Continue reading → Get ready, they’re coming!

Tough Bugs

Guest Blogger: Mary S. Kuss, Life-long avid angler, licensed PA fishing guide, founder of the Delaware Valley Women’s Fly Fishing Association

“Stream channelization, pollution, and insecticides have taken their toll on the mayfly life that, according to trouting literature, once flourished in our waters. The eager rise of trout to emerging insects, that magical event for which many trout fishermen live, is unfortunately rare. Many of the classic hatches have all but disappeared from public waters in the Poconos. If one were to follow a source such as Schwiebert’s Matching the Hatch in preparing patterns for use in our area, he might find a considerable number of them can be eliminated because so few of the naturals now exist in major streams.”

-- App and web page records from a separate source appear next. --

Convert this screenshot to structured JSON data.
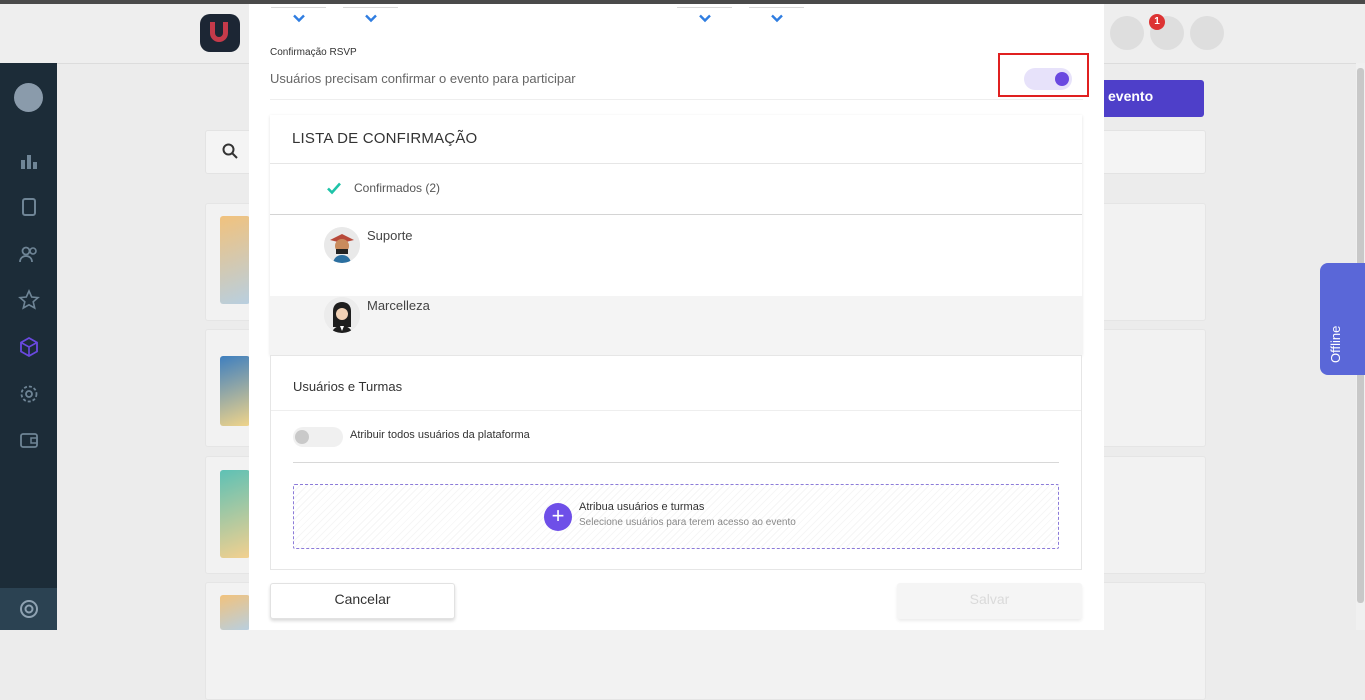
{
  "background": {
    "new_event_label": "evento",
    "notification_count": "1",
    "offline_label": "Offline"
  },
  "modal": {
    "rsvp": {
      "label": "Confirmação RSVP",
      "description": "Usuários precisam confirmar o evento para participar",
      "enabled": true
    },
    "confirmation_list": {
      "title": "LISTA DE CONFIRMAÇÃO",
      "confirmed_label": "Confirmados (2)",
      "users": [
        {
          "name": "Suporte"
        },
        {
          "name": "Marcelleza"
        }
      ]
    },
    "users_and_classes": {
      "title": "Usuários e Turmas",
      "assign_all_label": "Atribuir todos usuários da plataforma",
      "assign_all_enabled": false,
      "dropzone_title": "Atribua usuários e turmas",
      "dropzone_subtitle": "Selecione usuários para terem acesso ao evento"
    },
    "footer": {
      "cancel_label": "Cancelar",
      "save_label": "Salvar"
    }
  },
  "colors": {
    "accent": "#6a49e0",
    "primary_button": "#4e3fc9",
    "highlight": "#e02020",
    "check": "#1ec3a8"
  }
}
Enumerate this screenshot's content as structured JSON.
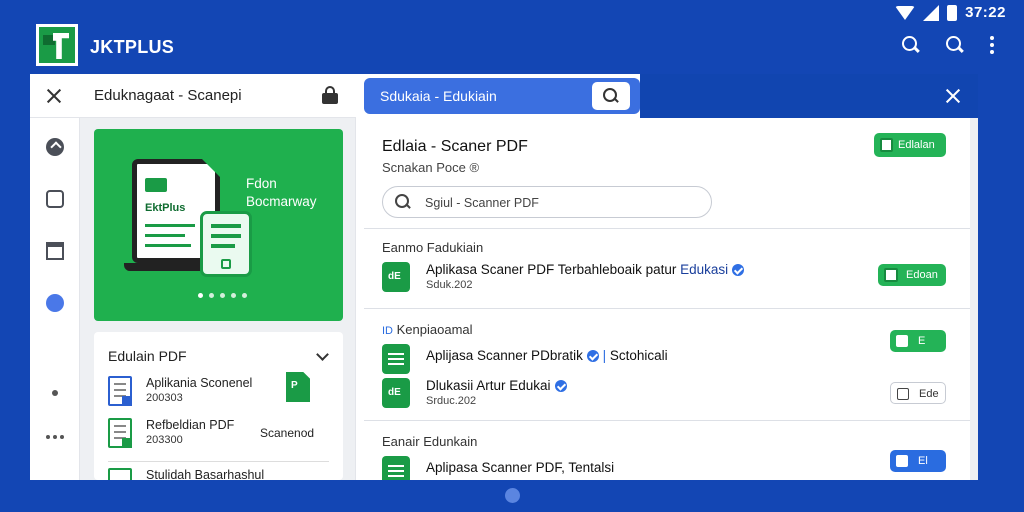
{
  "status": {
    "time": "37:22"
  },
  "app": {
    "title": "JKTPLUS"
  },
  "left_header": {
    "title": "Eduknagaat - Scanepi"
  },
  "search": {
    "query": "Sdukaia - Edukiain"
  },
  "hero": {
    "laptop_label": "EktPlus",
    "line1": "Fdon",
    "line2": "Bocmarway"
  },
  "doc_card": {
    "header": "Edulain PDF",
    "files": [
      {
        "name": "Aplikania Sconenel",
        "meta": "200303"
      },
      {
        "name": "Refbeldian PDF",
        "meta": "203300"
      },
      {
        "name": "Stulidah Basarhashul",
        "meta": ""
      }
    ],
    "side_label": "Scanenod"
  },
  "main": {
    "title": "Edlaia - Scaner PDF",
    "subtitle": "Scnakan Poce ®",
    "badge": "Edlalan",
    "search_placeholder": "Sgiul - Scanner PDF",
    "sections": [
      {
        "label": "Eanmo Fadukiain",
        "rows": [
          {
            "name": "Aplikasa Scaner PDF Terbahleboaik patur",
            "name_hl": "Edukasi",
            "meta": "Sduk.202",
            "action": "Edoan",
            "toggle": "green-filled",
            "icon": "dE"
          }
        ]
      },
      {
        "label": "Kenpiaoamal",
        "rows": [
          {
            "name": "Aplijasa Scanner PDbratik",
            "name_hl": "",
            "after": "Sctohicali",
            "meta": "",
            "action": "E",
            "toggle": "green",
            "icon": "lines"
          },
          {
            "name": "Dlukasii Artur Edukai",
            "name_hl": "",
            "meta": "Srduc.202",
            "action": "Ede",
            "toggle": "outline",
            "icon": "dE"
          }
        ]
      },
      {
        "label": "Eanair Edunkain",
        "rows": [
          {
            "name": "Aplipasa Scanner PDF",
            "name_hl": "",
            "after": "Tentalsi",
            "meta": "",
            "action": "El",
            "toggle": "blue",
            "icon": "lines"
          }
        ]
      }
    ]
  },
  "colors": {
    "background": "#1346b4",
    "accent_green": "#1fb04e",
    "accent_blue": "#2a6ce0"
  },
  "icons": [
    "search-icon",
    "more-icon",
    "close-icon",
    "lock-icon",
    "wifi-icon",
    "signal-icon",
    "battery-icon",
    "verified-icon"
  ]
}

Don Baylor
Pocono Hatches
Pocono Hatches was published in 1980, and as you can imagine this situation has for the most part only gotten worse during the forty years since. Even so, the Poconos still have much better and more diverse hatches than the waters nearer my home in the Philadelphia suburbs. The best thing I can say is that there isn’t much channelizing of streams going on anymore.

Those of us who love fly fishing, of course, have adapted to the decline of the classic hatches. Attractor patterns have become increasingly important in our pursuit of trout and other gamefish. Yet there are still hatch-matching opportunities. We simply have to turn our attention to the insects that have also been able to adapt. There are a handful of aquatic insects that still live, and sometimes even thrive, in our altered streams. Here are some of my favorites.


Chironomids are by far the most significant hatch in the streams I fish. They are ubiquitous, abundant, and a frequent trigger for selective feeding. Midges are very important during the winter, when they are usually the only hatch available. A relatively warm day in January or February often brings on an emergence.

I like to keep my workhorse fly patterns simple and easy to tie. Although I believe firmly that a wise fly fisher always carries some change-ups, I rely on two midge patterns. For the pupa, which is often the most important, I use an Al’s Rat. This pattern could not be simpler. On a standard dry fly hook, form a double layer of brown size 3/0 Danville Monocord. Add a small ball of Muskrat dubbing as a thorax. Done. I once saw a photograph of a real midge pupa next to a wet Al’s Rat and the likeness was uncanny. For the adults, I like a Griffith’s Gnat. I tie both in sizes 20, 22, and 24.

Continue reading → Tough Bugs